## [Activity]
How many lines of these entries hold the string "subtitle"? Reply with the number alone.

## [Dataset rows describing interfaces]
#####
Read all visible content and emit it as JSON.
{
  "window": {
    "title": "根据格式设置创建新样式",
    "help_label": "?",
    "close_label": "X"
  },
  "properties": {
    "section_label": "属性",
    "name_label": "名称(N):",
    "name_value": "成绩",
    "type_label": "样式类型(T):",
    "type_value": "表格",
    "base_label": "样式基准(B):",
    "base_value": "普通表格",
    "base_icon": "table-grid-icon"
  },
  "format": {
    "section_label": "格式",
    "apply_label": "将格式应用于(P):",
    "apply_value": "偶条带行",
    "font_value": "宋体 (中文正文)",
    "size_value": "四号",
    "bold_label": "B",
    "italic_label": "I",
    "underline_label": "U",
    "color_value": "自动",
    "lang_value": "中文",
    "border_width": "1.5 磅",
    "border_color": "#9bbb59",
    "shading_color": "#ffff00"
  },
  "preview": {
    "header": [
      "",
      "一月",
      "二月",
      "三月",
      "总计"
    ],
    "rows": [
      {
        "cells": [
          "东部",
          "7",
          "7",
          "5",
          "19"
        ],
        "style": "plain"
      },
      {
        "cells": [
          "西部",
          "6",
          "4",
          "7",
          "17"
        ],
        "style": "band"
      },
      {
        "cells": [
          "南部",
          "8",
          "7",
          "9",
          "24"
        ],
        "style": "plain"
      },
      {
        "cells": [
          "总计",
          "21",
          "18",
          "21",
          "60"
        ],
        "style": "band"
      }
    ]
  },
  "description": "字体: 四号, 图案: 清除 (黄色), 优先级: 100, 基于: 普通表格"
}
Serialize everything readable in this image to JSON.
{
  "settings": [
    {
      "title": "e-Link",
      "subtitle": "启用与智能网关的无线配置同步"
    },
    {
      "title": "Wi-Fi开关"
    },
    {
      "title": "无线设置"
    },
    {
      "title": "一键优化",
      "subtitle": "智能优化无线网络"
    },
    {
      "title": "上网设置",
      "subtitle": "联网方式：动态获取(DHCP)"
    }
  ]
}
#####
## [Task response]
3